WHAT THIS TASK INVOLVES:
Among the entries below, how many lines include "view"? Give the number alone.

Dataset rows describing interfaces:
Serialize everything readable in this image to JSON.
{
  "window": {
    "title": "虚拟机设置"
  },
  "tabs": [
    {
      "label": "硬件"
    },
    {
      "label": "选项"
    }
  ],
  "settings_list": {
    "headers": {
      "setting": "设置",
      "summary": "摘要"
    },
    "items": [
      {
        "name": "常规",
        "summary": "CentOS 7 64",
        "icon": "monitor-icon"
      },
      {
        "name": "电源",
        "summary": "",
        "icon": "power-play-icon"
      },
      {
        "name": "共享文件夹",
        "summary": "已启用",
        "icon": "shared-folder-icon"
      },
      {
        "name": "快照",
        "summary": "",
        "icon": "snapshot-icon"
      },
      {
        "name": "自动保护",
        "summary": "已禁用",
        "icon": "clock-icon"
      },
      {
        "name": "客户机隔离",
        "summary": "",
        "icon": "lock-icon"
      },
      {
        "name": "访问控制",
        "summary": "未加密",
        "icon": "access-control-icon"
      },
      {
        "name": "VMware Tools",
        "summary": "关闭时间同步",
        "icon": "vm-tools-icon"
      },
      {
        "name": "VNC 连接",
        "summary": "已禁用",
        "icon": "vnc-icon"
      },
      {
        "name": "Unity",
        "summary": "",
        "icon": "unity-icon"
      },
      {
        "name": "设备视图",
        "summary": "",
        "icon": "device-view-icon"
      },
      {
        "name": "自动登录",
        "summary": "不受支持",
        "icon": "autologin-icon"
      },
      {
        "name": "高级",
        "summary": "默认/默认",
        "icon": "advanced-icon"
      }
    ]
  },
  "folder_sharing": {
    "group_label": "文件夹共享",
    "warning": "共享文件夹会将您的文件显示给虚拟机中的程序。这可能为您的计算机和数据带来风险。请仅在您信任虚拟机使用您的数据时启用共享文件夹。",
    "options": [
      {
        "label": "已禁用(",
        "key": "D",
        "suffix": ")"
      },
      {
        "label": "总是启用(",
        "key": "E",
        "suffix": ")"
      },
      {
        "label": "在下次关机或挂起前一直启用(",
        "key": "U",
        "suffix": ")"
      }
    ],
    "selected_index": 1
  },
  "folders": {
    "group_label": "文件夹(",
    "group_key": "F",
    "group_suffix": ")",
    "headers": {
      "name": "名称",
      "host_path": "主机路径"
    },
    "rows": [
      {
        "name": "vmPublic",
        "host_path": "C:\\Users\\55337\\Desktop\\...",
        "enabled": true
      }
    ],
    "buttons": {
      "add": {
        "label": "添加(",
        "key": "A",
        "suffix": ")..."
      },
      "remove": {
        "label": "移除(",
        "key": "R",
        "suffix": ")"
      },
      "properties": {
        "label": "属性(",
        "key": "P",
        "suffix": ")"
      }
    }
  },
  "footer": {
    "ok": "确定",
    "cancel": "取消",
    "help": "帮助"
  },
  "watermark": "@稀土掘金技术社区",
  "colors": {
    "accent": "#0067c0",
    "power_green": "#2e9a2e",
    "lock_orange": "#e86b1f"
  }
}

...

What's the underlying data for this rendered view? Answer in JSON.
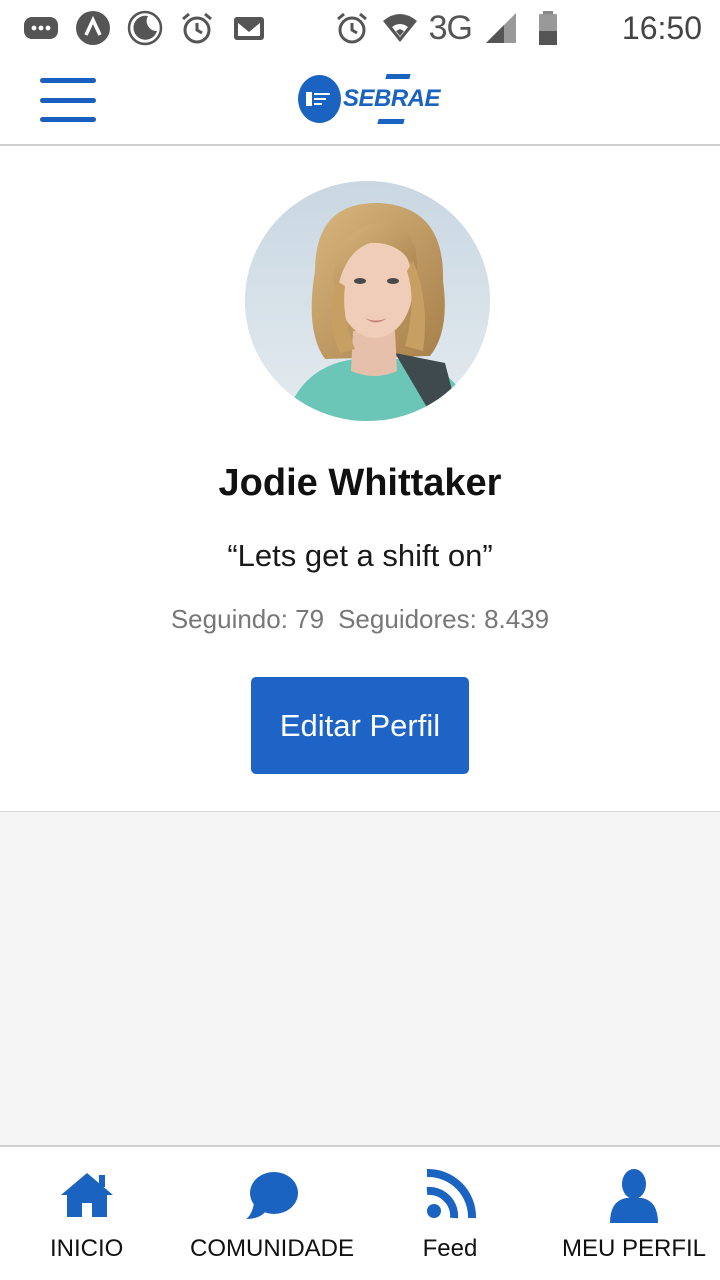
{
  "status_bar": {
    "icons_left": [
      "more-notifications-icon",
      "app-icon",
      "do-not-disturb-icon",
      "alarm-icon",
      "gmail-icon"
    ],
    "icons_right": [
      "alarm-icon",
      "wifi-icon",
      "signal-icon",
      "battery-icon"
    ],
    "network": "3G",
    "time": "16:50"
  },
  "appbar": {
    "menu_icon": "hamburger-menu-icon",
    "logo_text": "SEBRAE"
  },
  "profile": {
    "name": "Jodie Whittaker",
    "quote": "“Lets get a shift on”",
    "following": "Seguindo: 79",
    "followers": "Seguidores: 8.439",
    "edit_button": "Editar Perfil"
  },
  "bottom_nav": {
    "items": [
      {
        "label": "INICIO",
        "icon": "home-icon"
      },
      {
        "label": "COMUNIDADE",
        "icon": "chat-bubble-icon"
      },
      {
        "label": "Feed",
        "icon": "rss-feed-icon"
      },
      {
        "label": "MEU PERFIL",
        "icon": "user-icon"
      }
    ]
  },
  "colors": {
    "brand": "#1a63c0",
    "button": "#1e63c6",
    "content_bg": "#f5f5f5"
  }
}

COMPLETED TASK:
2